Northern Oil and Gas: Benefiting From Bakken Non-Operator Model

| About: Northern Oil (NOG)

Its easy to love the Bakken. Barrels and barrels of oil with none of that lower margin natural gas getting in the way. As you may have guessed, it is big news in North Dakota, the fourth biggest state with respect to oil production, with a one billion dollar state tax surplus (and that is after the oil drilling tax break).

Oil production is increasing fast, only held up by overworked frack crews and little capacity to get the oil out of the state. Right now they are using trains and trucks. The good thing is that costs will decrease for these companies when we have suitable pipelines.

Leaders in this region are companies like Continental Resources (NYSE:CLR), with almost 900,000 acres and 21 rigs, and Hess (NYSE:HES) with a little over 600,000 acres and 15 rigs. Scanning the list produces plenty of names and a lot of potential. Those who follow the Bakken Formation know the names, but one company seems a little different.

When looking over the Credit Suisse (NYSE:CS) article "The State of the Bakken" from August 30, 2010, Northern Oil and Gas (NYSEMKT:NOG) sticks out like a sore thumb. Currently it has a market cap of 1.41 billion and a P/E ratio of 135, with a forward P/E of 28. NOG has 122,000 net Bakken acres, but the Credit Suisse report shows no operating rigs. Further study shows that it only has eight employees. This compares to Oasis' (NYSE:OAS) 55 employees and Brigham's (BEXP) 71.

NOG performs under a non-operator model. My initial reaction to this was one of apprehension, but as I looked deeper into its model I could see why its margins were better than its competitors'. By being a non-operator, it takes a minority position. The operator has control of the well but must absorb more of the costs. NOG only has to pay for its percentage of drilling costs, development and operating cost of the wells. The operator is responsible for its percentage of those costs, plus research and development, seismic, legal, and engineering departments, and will need a larger staff to complete all of those tasks.

This model has allowed NOG to increase margins by decreasing costs. Another important factor to its success is its leaseholds. Much of the acres NOG owns are in good locations such as Mountrail County. It has also picked good companies to partner with, including HES, CLR and EOG Resources (NYSE:EOG). It is participating in over 300 wells in the Bakken/Three Forks areas, with 91 gross wells currently drilling or completing. The success rate is 100%.

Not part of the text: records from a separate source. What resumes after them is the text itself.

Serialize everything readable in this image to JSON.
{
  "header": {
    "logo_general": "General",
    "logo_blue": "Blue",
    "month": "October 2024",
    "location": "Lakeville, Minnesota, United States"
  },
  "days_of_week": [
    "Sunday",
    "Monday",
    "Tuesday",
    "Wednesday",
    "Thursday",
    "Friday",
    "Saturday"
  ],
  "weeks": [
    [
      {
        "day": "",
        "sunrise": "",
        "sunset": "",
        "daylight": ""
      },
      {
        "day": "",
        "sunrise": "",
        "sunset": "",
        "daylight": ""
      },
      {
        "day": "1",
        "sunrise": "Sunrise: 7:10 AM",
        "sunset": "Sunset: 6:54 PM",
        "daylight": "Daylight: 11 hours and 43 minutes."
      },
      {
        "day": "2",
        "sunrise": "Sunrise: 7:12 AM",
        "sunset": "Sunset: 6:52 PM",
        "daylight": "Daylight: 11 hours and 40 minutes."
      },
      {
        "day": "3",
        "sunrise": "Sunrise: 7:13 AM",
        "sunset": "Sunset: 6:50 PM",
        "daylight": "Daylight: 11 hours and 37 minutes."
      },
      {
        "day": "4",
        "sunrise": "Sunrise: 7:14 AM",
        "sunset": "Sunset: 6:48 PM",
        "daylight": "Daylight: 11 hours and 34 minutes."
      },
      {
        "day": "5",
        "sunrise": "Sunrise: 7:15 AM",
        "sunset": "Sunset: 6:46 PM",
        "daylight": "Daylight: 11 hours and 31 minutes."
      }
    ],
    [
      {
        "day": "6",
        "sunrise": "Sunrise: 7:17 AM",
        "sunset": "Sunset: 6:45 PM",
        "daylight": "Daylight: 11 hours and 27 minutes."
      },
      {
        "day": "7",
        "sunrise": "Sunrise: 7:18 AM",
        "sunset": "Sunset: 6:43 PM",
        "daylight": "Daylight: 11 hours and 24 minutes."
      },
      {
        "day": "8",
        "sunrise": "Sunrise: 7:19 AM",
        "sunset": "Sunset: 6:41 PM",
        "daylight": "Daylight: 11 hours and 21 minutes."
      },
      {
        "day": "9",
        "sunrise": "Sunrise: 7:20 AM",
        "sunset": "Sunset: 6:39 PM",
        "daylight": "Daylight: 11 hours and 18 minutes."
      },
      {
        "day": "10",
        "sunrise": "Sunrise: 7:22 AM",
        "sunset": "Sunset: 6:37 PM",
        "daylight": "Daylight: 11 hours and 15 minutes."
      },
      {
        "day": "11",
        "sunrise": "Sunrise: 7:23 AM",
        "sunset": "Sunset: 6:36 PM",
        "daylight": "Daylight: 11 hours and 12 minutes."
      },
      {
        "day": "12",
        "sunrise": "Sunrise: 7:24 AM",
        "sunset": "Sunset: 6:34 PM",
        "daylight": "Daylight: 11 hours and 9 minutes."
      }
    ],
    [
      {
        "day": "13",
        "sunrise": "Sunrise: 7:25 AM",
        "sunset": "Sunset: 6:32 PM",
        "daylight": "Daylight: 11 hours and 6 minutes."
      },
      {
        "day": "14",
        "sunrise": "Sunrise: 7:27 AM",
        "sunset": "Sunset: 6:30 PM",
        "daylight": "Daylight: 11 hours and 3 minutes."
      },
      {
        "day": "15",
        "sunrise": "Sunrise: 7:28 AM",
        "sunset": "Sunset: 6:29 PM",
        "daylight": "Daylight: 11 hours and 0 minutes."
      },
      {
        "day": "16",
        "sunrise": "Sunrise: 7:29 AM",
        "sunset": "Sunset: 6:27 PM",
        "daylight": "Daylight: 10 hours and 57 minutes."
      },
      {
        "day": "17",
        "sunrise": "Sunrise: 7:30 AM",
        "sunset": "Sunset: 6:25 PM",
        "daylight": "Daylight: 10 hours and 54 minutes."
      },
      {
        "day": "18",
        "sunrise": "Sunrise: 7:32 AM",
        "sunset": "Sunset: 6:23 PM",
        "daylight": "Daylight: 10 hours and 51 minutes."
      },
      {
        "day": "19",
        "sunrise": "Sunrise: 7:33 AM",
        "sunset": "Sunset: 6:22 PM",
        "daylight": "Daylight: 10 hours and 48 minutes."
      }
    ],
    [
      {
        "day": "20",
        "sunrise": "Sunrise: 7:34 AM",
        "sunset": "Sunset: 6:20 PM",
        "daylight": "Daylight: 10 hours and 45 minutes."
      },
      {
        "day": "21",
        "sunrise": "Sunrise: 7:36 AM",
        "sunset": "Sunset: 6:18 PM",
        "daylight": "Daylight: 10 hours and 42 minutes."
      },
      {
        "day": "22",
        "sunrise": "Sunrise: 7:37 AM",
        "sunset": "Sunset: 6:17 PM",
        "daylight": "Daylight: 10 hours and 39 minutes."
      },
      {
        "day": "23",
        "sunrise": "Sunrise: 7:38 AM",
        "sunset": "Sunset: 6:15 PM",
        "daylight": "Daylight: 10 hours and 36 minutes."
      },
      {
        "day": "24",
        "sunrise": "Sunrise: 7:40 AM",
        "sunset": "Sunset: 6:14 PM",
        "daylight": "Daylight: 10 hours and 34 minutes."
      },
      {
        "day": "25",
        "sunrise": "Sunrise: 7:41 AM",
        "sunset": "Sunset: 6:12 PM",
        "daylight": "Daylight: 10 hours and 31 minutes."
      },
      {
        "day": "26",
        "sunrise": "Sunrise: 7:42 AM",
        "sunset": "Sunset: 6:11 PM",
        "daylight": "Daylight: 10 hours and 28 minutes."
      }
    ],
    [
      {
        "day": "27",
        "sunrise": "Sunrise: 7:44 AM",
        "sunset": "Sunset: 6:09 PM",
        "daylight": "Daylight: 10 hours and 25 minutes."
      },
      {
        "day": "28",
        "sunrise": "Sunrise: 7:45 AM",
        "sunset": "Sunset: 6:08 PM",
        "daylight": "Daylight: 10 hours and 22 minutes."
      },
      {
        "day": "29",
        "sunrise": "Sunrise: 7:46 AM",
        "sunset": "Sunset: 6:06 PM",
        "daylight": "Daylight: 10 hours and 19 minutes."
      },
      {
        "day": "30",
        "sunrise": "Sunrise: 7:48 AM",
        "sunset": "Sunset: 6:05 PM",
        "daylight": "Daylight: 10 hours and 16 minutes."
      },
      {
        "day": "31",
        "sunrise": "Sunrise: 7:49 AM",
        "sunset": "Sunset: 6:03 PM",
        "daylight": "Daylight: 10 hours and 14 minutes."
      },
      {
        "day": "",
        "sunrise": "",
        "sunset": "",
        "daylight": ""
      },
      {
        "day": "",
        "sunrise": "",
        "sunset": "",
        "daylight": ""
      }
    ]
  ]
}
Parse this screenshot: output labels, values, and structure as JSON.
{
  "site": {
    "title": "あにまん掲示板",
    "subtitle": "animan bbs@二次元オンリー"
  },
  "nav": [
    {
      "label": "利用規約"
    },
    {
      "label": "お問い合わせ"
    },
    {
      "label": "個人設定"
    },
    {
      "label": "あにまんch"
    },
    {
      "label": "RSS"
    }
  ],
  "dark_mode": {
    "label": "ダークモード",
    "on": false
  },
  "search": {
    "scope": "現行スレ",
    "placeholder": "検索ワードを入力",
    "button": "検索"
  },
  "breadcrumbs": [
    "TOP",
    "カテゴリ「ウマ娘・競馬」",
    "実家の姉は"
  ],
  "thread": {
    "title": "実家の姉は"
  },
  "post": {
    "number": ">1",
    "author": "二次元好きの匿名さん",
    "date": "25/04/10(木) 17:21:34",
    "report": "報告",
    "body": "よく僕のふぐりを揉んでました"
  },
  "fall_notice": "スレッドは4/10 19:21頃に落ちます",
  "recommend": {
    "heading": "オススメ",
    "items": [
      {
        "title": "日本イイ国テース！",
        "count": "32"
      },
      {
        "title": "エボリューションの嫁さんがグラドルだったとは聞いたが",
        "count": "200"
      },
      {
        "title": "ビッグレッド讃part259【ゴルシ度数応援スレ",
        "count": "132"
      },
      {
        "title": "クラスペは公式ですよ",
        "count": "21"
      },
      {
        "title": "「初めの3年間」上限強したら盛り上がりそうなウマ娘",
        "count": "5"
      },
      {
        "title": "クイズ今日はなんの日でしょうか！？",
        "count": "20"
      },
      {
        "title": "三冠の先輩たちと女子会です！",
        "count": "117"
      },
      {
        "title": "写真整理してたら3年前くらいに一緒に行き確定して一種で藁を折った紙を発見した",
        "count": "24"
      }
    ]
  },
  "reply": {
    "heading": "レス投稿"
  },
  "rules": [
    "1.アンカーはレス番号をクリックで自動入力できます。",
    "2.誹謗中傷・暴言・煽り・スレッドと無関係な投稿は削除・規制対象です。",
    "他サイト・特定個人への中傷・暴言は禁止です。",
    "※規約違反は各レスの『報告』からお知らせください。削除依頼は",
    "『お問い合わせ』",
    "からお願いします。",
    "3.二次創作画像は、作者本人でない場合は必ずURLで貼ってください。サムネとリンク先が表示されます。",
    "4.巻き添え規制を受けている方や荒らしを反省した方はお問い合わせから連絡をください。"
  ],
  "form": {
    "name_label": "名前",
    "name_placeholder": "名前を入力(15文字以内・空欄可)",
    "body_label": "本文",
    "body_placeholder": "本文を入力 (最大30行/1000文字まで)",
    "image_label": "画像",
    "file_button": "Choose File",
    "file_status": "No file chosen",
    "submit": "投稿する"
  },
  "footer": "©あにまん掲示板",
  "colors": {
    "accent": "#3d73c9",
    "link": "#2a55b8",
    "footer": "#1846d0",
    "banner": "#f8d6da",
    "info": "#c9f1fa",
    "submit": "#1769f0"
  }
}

NOG is now in the process of expanding its exposure to a total of 760 net wells. It acquired an additional 38,800 acres in 2010 at an average price of $1,086 per acre. Currently the company has zero debt. Rig counts in the Bakken are expanding rapidly, with 164 rigs. Drilling is starting to go better as super-fracks are widely used. 80% of current NOG acreage is producing. In 2010, production increased 45%. This production is 96% oil.

Although I am not excited about hedging, it has 30% of this year's production hedged at $81 per barrel. This year it has planned to have 36 new wells spud. Its 2011 estimate is 6,500 BOE per day with respect to production, at an average well cost of $6.3 million. It also plans to continue purchasing acreage throughout 2011.

NOG seems they have benefited from being a non-operator. Its margins have been consistently better than most of its peers operating in the same area. This, coupled with its large growth in a short period of time, makes it a good investment long-term.

Disclosure: I am long NOG, BEXP.